“If you have two friends in your lifetime, you’re lucky. If you have one good friend, you’re more than lucky.”
― S.E. Hinton
In 1919, Hallmark created Friendship Day to encourage people to buy and send each other greeting cards. During World War II that market slowed to a standstill, until the holiday was no longer recognized.
But in 2011, Friendship Day was resurrected by the United Nations to foster the idea of friendship between nations, cultures and individuals in an effort to create peace.
Peace is an ambitious endeavor given these divisive, troubled times. Like any worthwhile endeavor, it takes effort and practice. And it begins at home.
How much time do you spend cultivating relationships with the people you love?
The benefits of social relationships are more powerful than you might imagine.
A 2010 study on Social Relationships and Mortality Risk from the University of Cambridge, England studied the extent to which social relationships impact mortality.
It found that social relationships influence health outcomes of adults as strongly as other mortality risk factors, including smoking, alcohol consumption, physical inactivity and obesity.

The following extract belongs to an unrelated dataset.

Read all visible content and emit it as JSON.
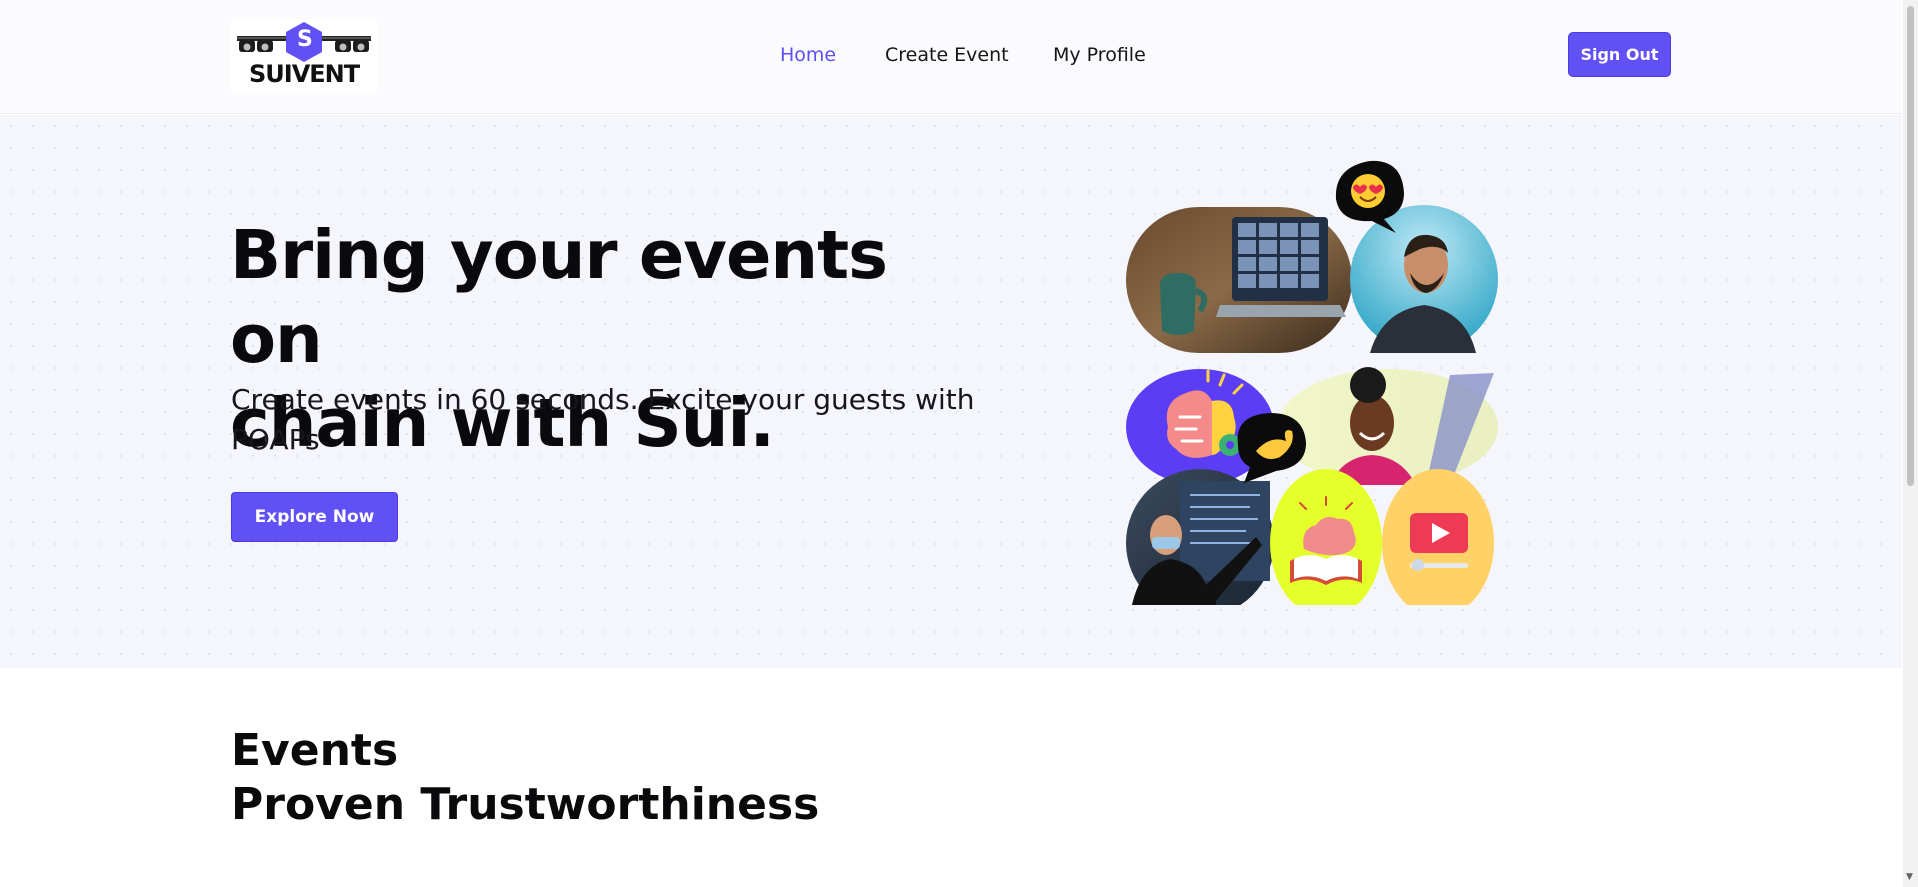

If you are one of the lucky one who count yourself blessed with one or more close friends, congratulations! Obviously, it’s not a free pass to smoke, drink to excess or be inactive, but it’s affirming to know that the time spent with friends sharing concerns, successes and the inevitable ups and downs of life helps us to stay healthy.
Facebook is an incredible place to connect, reconnect, share milestones or ask for prayers during dark times. That’s a good thing. But the connection of which I’m speaking takes place in real time, face-to-face – it cannot be replaced by Facebook posts or Tweets.
Consider making a regular date – weekly, bi-weekly, or monthly – with a friend or a group of friends – and stick to it. If distance separates you, consider using one of the many video conferencing tools like Skype or FaceTime.
While it may seem formal or unnecessary to do so, consider setting some boundaries for how the time will be used. Whether you’re meeting with one person, or more, the following guidelines may be helpful:
- Agree on confidentiality.
- Each person has a “set” amount of time to talk. All should agree and adhere to the amount of time allotted.
- No interruptions until a person has finished, with comments being offered only if they’re open to feedback.
Sometimes the most healing space we can provide for friends is a container for being witnessed and heard. One of the great joys for me this past year has been reconnecting with a number of childhood friends. Even with my skills as a Wellness Coach, I’m constantly learning from them and humbled by their wisdom.
I invite you to try this for 4 scheduled meetings. Notice if it doesn’t increase general feelings of appreciation, well being, self-confidence and love. It may also sharpen your listening skills – a key ingredient in any successful relationship.